[Dataset rows for apps and sites]
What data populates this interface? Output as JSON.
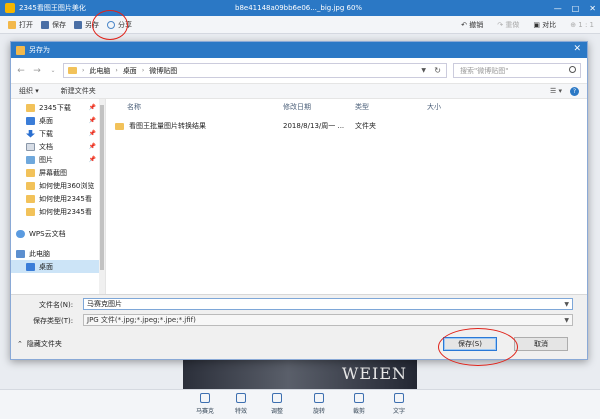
{
  "app": {
    "title": "2345看图王图片美化",
    "file_title": "b8e41148a09bb6e06..._big.jpg  60%",
    "toolbar": {
      "open": "打开",
      "save": "保存",
      "save_as": "另存",
      "share": "分享",
      "compare": "对比",
      "zoom": "1 : 1",
      "undo": "撤销",
      "redo": "重做"
    },
    "bottom": [
      "马赛克",
      "特效",
      "调整",
      "旋转",
      "裁剪",
      "文字"
    ],
    "photo_text": "WEIEN"
  },
  "dialog": {
    "title": "另存为",
    "address": {
      "crumbs": [
        "此电脑",
        "桌面",
        "微博贴图"
      ]
    },
    "search_placeholder": "搜索\"微博贴图\"",
    "commands": {
      "organize": "组织 ▾",
      "new_folder": "新建文件夹"
    },
    "nav_items": [
      {
        "label": "2345下载",
        "icon": "folder-icon"
      },
      {
        "label": "桌面",
        "icon": "desktop-icon"
      },
      {
        "label": "下载",
        "icon": "download-icon"
      },
      {
        "label": "文档",
        "icon": "document-icon"
      },
      {
        "label": "图片",
        "icon": "picture-icon"
      },
      {
        "label": "屏幕截图",
        "icon": "folder-icon"
      },
      {
        "label": "如何使用360浏览",
        "icon": "folder-icon"
      },
      {
        "label": "如何使用2345看",
        "icon": "folder-icon"
      },
      {
        "label": "如何使用2345看",
        "icon": "folder-icon"
      },
      {
        "label": "WPS云文档",
        "icon": "cloud-icon"
      },
      {
        "label": "此电脑",
        "icon": "computer-icon"
      },
      {
        "label": "桌面",
        "icon": "desktop-icon"
      }
    ],
    "columns": {
      "name": "名称",
      "modified": "修改日期",
      "type": "类型",
      "size": "大小"
    },
    "files": [
      {
        "name": "看图王批量图片转换结果",
        "modified": "2018/8/13/周一 ...",
        "type": "文件夹",
        "size": ""
      }
    ],
    "filename_label": "文件名(N):",
    "filename_value": "马赛克图片",
    "filetype_label": "保存类型(T):",
    "filetype_value": "JPG 文件(*.jpg;*.jpeg;*.jpe;*.jfif)",
    "hide_folders": "隐藏文件夹",
    "save_button": "保存(S)",
    "cancel_button": "取消"
  },
  "colors": {
    "titlebar": "#2b78c5",
    "annotation": "#e0231a",
    "selected": "#cce4f7"
  }
}
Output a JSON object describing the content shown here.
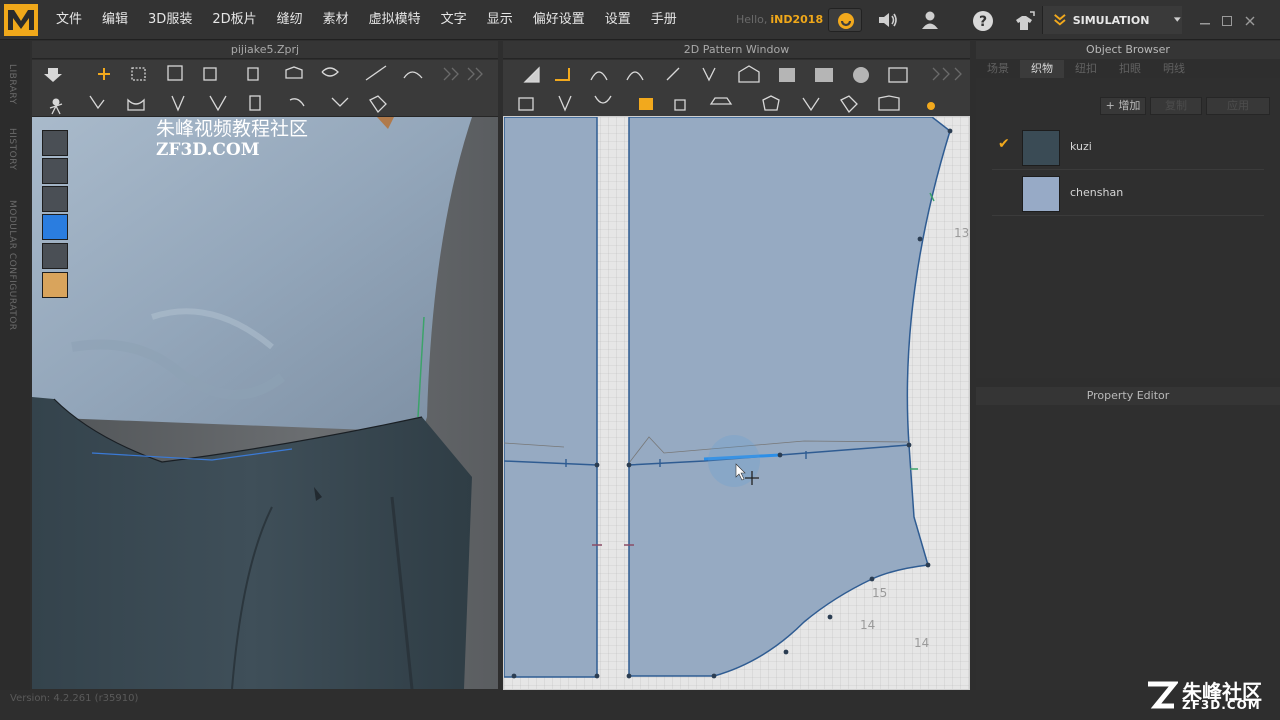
{
  "menu": {
    "items": [
      "文件",
      "编辑",
      "3D服装",
      "2D板片",
      "缝纫",
      "素材",
      "虚拟模特",
      "文字",
      "显示",
      "偏好设置",
      "设置",
      "手册"
    ],
    "hello_prefix": "Hello,",
    "user": "iND2018",
    "simulation_label": "SIMULATION"
  },
  "panes": {
    "view3d_title": "pijiake5.Zprj",
    "view2d_title": "2D Pattern Window"
  },
  "sidebar": {
    "labels": [
      "LIBRARY",
      "HISTORY",
      "MODULAR CONFIGURATOR"
    ]
  },
  "watermark": {
    "title": "朱峰视频教程社区",
    "subtitle": "ZF3D.COM"
  },
  "object_browser": {
    "title": "Object Browser",
    "tabs": [
      "场景",
      "织物",
      "纽扣",
      "扣眼",
      "明线"
    ],
    "active_tab": "织物",
    "buttons": {
      "add": "+ 增加",
      "copy": "复制",
      "apply": "应用"
    },
    "fabrics": [
      {
        "name": "kuzi",
        "color": "#3a4b55",
        "selected": true
      },
      {
        "name": "chenshan",
        "color": "#97aac6",
        "selected": false
      }
    ]
  },
  "property_editor": {
    "title": "Property Editor"
  },
  "pattern_labels": [
    "13",
    "14",
    "15",
    "14"
  ],
  "status": {
    "version": "Version: 4.2.261 (r35910)"
  },
  "brand": {
    "name": "朱峰社区",
    "url": "ZF3D.COM"
  },
  "colors": {
    "accent": "#f2a91d",
    "pattern_fill": "#96aac2",
    "pattern_line": "#2f5c92",
    "selected_line": "#2c8fe8"
  }
}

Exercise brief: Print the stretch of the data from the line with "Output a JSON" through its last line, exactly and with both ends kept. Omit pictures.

Task solution:
Output a JSON object describing the content shown here.
{
  "menu": {
    "items": [
      "文件",
      "编辑",
      "3D服装",
      "2D板片",
      "缝纫",
      "素材",
      "虚拟模特",
      "文字",
      "显示",
      "偏好设置",
      "设置",
      "手册"
    ],
    "hello_prefix": "Hello,",
    "user": "iND2018",
    "simulation_label": "SIMULATION"
  },
  "panes": {
    "view3d_title": "pijiake5.Zprj",
    "view2d_title": "2D Pattern Window"
  },
  "sidebar": {
    "labels": [
      "LIBRARY",
      "HISTORY",
      "MODULAR CONFIGURATOR"
    ]
  },
  "watermark": {
    "title": "朱峰视频教程社区",
    "subtitle": "ZF3D.COM"
  },
  "object_browser": {
    "title": "Object Browser",
    "tabs": [
      "场景",
      "织物",
      "纽扣",
      "扣眼",
      "明线"
    ],
    "active_tab": "织物",
    "buttons": {
      "add": "+ 增加",
      "copy": "复制",
      "apply": "应用"
    },
    "fabrics": [
      {
        "name": "kuzi",
        "color": "#3a4b55",
        "selected": true
      },
      {
        "name": "chenshan",
        "color": "#97aac6",
        "selected": false
      }
    ]
  },
  "property_editor": {
    "title": "Property Editor"
  },
  "pattern_labels": [
    "13",
    "14",
    "15",
    "14"
  ],
  "status": {
    "version": "Version: 4.2.261 (r35910)"
  },
  "brand": {
    "name": "朱峰社区",
    "url": "ZF3D.COM"
  },
  "colors": {
    "accent": "#f2a91d",
    "pattern_fill": "#96aac2",
    "pattern_line": "#2f5c92",
    "selected_line": "#2c8fe8"
  }
}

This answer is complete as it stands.